I never really appreciated the taste of dirt. It wasn’t until I came tumbling down, face first, into the ground off a 17 hand horse—quite literally eating the sooty, chalky soil below me—that it dawned on me that it may not be as easy as it seems to “just get back on.”
People have such high expectations of me; in school, in life, and in sports. For the past 12 years, I’ve participated in the one activity that many don’t take seriously since they don’t understand it. Riding horses may not sound like a legitimate sport, so most people don’t think of it as one. Throughout the entirety of my childhood that I’ve been riding, one of the most common remarks I get is, “how hard can it really be?”
Up until last summer, everyone’s criticisms and condemnations consumed my every thought. They made me question everything I wanted in life. I was prepared to go the safe route—keep riding a hidden hobby and try to find a job or sport that people understood—so others would finally respect me. Yet, one day last June, I got that life-changing mouth of dirt.

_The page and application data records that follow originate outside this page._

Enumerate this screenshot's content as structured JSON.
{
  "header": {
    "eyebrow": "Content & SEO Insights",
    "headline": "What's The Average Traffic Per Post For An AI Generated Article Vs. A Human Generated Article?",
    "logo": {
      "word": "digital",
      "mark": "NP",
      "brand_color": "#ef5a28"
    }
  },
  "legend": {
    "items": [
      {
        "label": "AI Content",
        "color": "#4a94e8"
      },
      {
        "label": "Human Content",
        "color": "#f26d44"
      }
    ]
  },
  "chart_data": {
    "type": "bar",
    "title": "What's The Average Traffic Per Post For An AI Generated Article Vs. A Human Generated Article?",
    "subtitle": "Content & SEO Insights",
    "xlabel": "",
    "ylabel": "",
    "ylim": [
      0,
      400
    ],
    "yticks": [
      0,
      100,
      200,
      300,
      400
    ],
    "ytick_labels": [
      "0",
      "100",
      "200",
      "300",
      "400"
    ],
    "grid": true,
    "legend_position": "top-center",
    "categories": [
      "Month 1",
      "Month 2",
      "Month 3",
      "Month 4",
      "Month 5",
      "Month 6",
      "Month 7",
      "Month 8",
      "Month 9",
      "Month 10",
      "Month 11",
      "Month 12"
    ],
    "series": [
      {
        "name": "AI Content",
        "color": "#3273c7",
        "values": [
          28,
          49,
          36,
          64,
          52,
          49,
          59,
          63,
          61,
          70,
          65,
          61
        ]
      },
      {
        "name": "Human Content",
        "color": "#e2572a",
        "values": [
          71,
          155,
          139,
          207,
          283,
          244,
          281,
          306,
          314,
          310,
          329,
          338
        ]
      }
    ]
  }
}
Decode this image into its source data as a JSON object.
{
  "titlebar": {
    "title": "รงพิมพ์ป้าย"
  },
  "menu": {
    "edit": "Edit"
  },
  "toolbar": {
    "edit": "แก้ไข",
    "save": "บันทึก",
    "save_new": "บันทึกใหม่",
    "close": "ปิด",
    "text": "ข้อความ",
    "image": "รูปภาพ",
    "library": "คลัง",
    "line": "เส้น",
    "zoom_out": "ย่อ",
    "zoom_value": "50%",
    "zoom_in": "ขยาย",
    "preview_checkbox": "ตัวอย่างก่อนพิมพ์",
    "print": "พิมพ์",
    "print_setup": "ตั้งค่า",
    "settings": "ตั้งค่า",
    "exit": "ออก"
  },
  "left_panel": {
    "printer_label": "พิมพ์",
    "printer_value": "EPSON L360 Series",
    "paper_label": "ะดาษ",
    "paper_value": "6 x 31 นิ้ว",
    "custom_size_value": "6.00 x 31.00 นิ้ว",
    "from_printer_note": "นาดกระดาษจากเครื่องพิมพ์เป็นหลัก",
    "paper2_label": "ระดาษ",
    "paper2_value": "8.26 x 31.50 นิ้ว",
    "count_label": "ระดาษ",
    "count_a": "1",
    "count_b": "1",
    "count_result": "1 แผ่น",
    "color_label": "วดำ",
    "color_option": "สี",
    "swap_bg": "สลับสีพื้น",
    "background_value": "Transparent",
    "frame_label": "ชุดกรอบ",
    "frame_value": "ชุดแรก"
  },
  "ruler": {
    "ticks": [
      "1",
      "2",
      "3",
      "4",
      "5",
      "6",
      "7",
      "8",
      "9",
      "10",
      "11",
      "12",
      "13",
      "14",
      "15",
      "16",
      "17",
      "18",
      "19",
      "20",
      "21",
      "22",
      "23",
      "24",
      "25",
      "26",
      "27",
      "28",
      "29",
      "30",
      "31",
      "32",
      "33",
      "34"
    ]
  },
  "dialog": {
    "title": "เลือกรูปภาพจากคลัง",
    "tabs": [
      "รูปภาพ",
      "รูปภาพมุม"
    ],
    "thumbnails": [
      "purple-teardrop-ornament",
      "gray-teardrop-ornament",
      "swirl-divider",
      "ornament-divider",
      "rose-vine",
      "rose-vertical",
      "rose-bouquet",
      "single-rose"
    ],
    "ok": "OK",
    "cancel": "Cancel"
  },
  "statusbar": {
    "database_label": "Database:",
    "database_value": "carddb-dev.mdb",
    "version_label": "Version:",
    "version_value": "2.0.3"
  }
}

As I came shooting off my horse, my body flew through the air and collided with a solid wooden fence. The pain, along with these corrupt thoughts, took over my mind. My friends were supposed to encourage me to follow my heart. But instead, they were disappointed. They said that I was wasting my knowledge on something with no payoff or future.
No matter how much I tried to prove that riding was something I wanted to take seriously, to them I was only a child with dreams too big to achieve. After my fall, I began to wonder if they were right. I came back from it unconfident and scared. I thought I was a joke for trying to make my dream a reality. I thought that riding shouldn’t be this hard and no matter how hard I worked, I wouldn’t get anywhere.
When you’re surrounded by people who doubt you, your ability or, more specifically, what you love, it takes an emotional toll. The change finally came when I got back in the saddle and got over my apprehensions. When I finally had that perfect ride, months later, the pain from my broken ribs, concussion, and nerve damage in my leg all seemed worth it. My trainer expressed how incredibly proud she was of me. She said I deserved to feel that way all the time. All the hardships made me realize that if I commit to something, even through failure, there will be those small victories that make it all worth it in the end. It took a hard fall to the ground for me to realize that.
The fact is that this sport is completely unpredictable, but that only makes me want to do it more. I love how everything I do is my decision. I am the reason that I am where I am today.
Riding isn’t easy. It’s made me feel both on top of the world and the lowest I’ve ever felt. At this point in my life, I’m beginning to realize that if I’m going to be truly happy with myself, I can’t focus on living up to the expectations of others. I want to feel the way I felt during that perfect ride every single day—even if I get a mouthful of dirt sometimes.
I want the feeling of passion, dedication, and commitment to be what drives everything I do in life, both inside and outside of the ring. The only approval I’ll ever need is my own. Because only I can determine my future success.
Sophia Strain is an 18-year-old college student with an extreme passion for writing, horses, and photography. She is currently enrolled at Centenary University to major in equine communications and writing and minor in marketing. She is very passionate about writing, and hopes she can inspire or touch people with her work.